Red food colouring is the most commonly used dye in the USA. Worryingly it’s synthetically derived from petroleum. The additive is also known as Allura Red. It’s been found to cause cancer in rats. Approved by the Food and Drug Administration for use in candy, cereal, baked goods, gelatine powder, drugs and cosmetics.
Yellow #6 (Sunset Yellow)
Caused adrenal tumours in animals and occasionally causes severe hypersensitivity reactions. Sunset yellow is most commonly found in bakery goods, cereals, beverages, dessert powders, candies, gelatine, sausage, cosmetics, and drugs.
Green #3 (Fast Green)
Caused significant increases in bladder and testes tumours in male rats. Fast green is used to colour candy, drinks, ice cream, sorbet, ingested drugs, lipsticks, and externally applied cosmetics.
Wow ~ those are pretty potent chemicals we’re putting into and onto our bodies. Aside from making sweets look pretty, is there a purpose to adding these dangerous dyes to our food? Rainbow hues are pumped into the stuff we eat to compensate for the colour lost when food is exposed to light, air, extreme temperatures, moisture, or storage conditions. It’s basically an opportunity to give over processed food its colour back. It’s like taking a food, stripping it of it’s natural beauty and putting a ton of make up on it to try and make it look pretty again.
So why aren’t food manufacturers turning to natural colour sources to brighten our food? Some of them do. There’s a great little FREE app called E Food Additives by Melon AD. You can use the simple interface to search for the E number you’re seeing on a list of ingredients and it will tell you if it’s a good or a bad thing, whether it’s derived from natural sources or a chemical.

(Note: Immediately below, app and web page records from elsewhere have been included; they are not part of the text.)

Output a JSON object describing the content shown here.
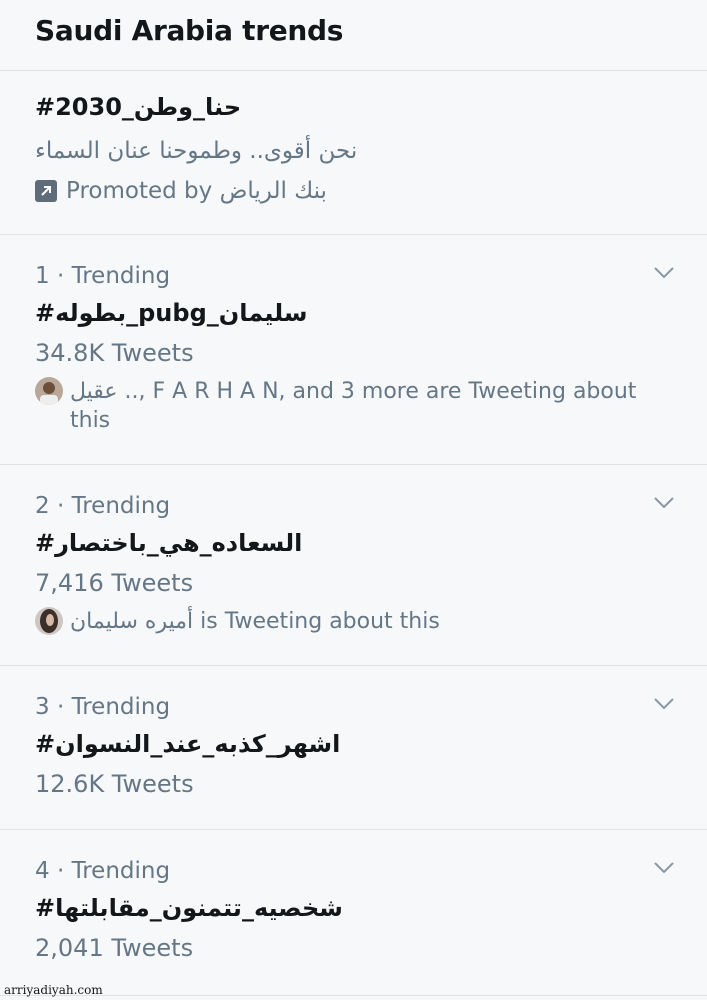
{
  "header": {
    "title": "Saudi Arabia trends"
  },
  "promoted": {
    "hashtag": "#حنا_وطن_2030",
    "description": "نحن أقوى.. وطموحنا عنان السماء",
    "promoted_label": "Promoted by بنك الرياض",
    "icon": "promoted-arrow-icon"
  },
  "trends": [
    {
      "meta": "1 · Trending",
      "hashtag": "#بطوله_pubg_سليمان",
      "count": "34.8K Tweets",
      "social": "عقيل .., F A R H A N, and 3 more are Tweeting about this"
    },
    {
      "meta": "2 · Trending",
      "hashtag": "#السعاده_هي_باختصار",
      "count": "7,416 Tweets",
      "social": "أميره سليمان is Tweeting about this"
    },
    {
      "meta": "3 · Trending",
      "hashtag": "#اشهر_كذبه_عند_النسوان",
      "count": "12.6K Tweets"
    },
    {
      "meta": "4 · Trending",
      "hashtag": "#شخصيه_تتمنون_مقابلتها",
      "count": "2,041 Tweets"
    }
  ],
  "watermark": "arriyadiyah.com",
  "colors": {
    "text": "#14171a",
    "muted": "#657786",
    "divider": "#dfe3e6",
    "background": "#f7f8f9"
  }
}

Turmeric for example is a spice which has been used for centuries. Renowned for its immune regulating healing properties, I absolutely love adding it to recipes. Not only does it inject even more brightness into free range omelettes and scrambled eggs, it’s adding a ton of health benefits too.

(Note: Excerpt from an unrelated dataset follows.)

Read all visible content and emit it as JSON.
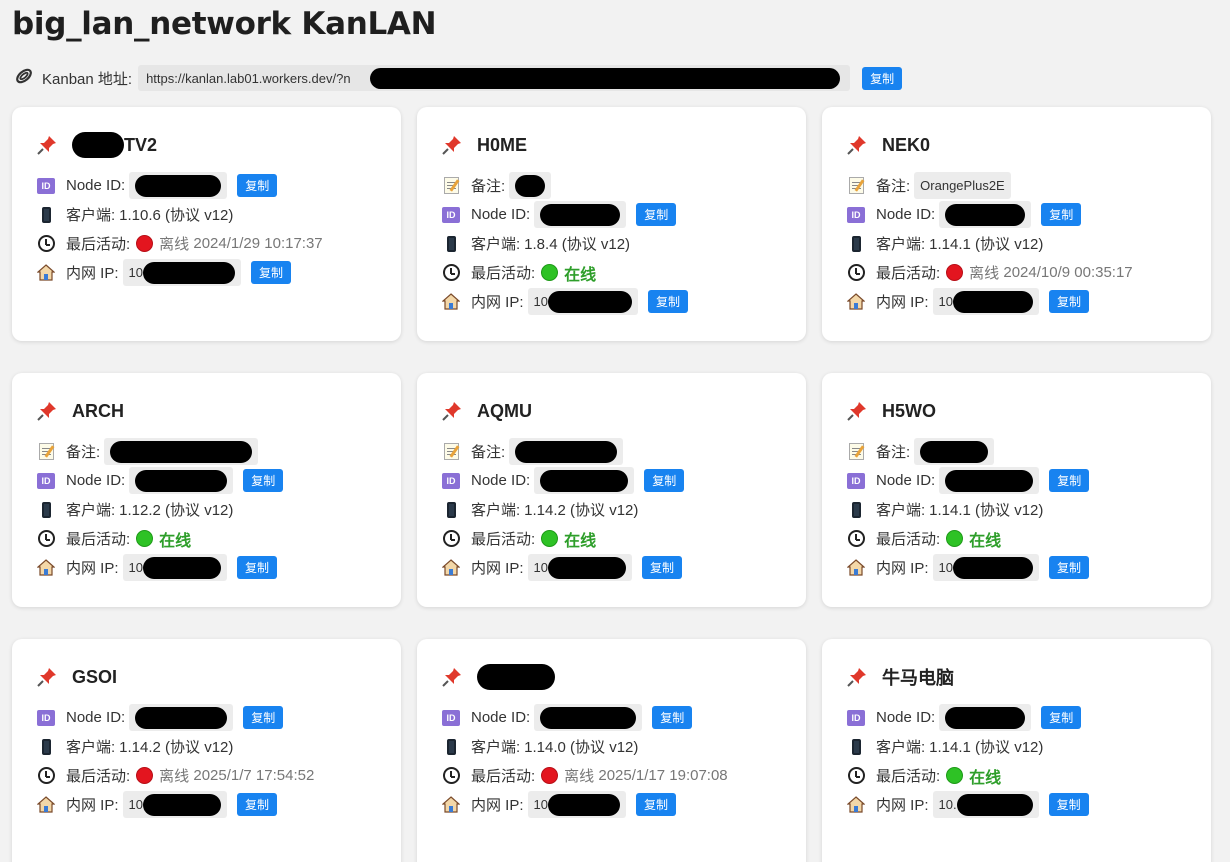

The downside ~ if you can call it that ~ of natural dyes, is their taste. Turmeric yellow with its scents of orange and ginger and peppery flavour, works beautifully in savoury dishes and mustards … but your three year old might not thank you for icing her birthday cake with it! Then again, juiced blackberries and raspberries add the most beautiful, natural, pinky, purple colour and delicious berry flavours to sweet frosting and squishy cakes.
It’s no secret that I love playing with food, so I thought I’d experiment with a variety of naturally vibrant colourings.

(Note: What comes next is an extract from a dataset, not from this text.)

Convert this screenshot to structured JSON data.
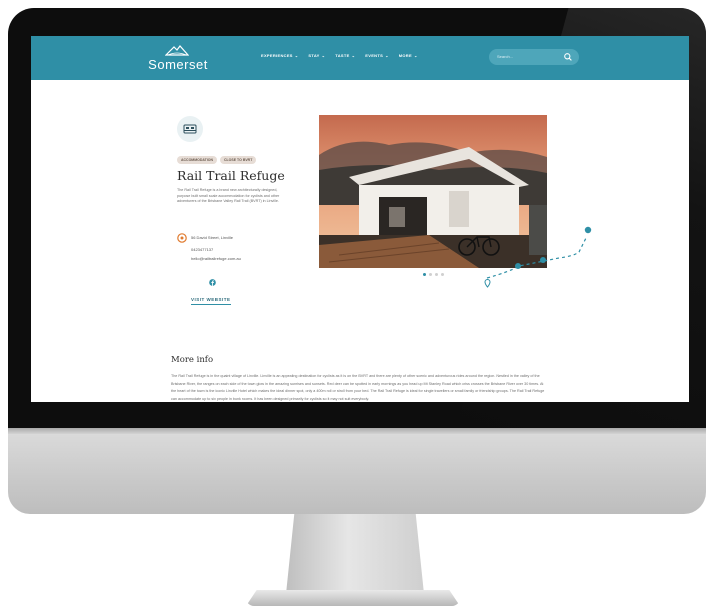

Nature has provided us with a rainbow array of foods. Crunching, steaming, roasting, and juicing a variety of naturally sweet, juicy fruits and vegetables negates the need to fake it! Perfection is so overrated. I like looking at knobbly carrots, misshapen bananas and muddy parsnips. They appear real, their colours are true. Given the choice between a supermarket box of uniform, EU regulated, same size, flavourless carrots or a crate of mud covered, misshapen, bright orange, green topped organic beauties, I’d pick nature every time. It’s the difference between genuine beauty and a carrot that’s booked itself in for cosmetic surgery and come out the other side with a bland, unrealistic, false perfection. And seriously, who wants to include red diesel in their diet anyway?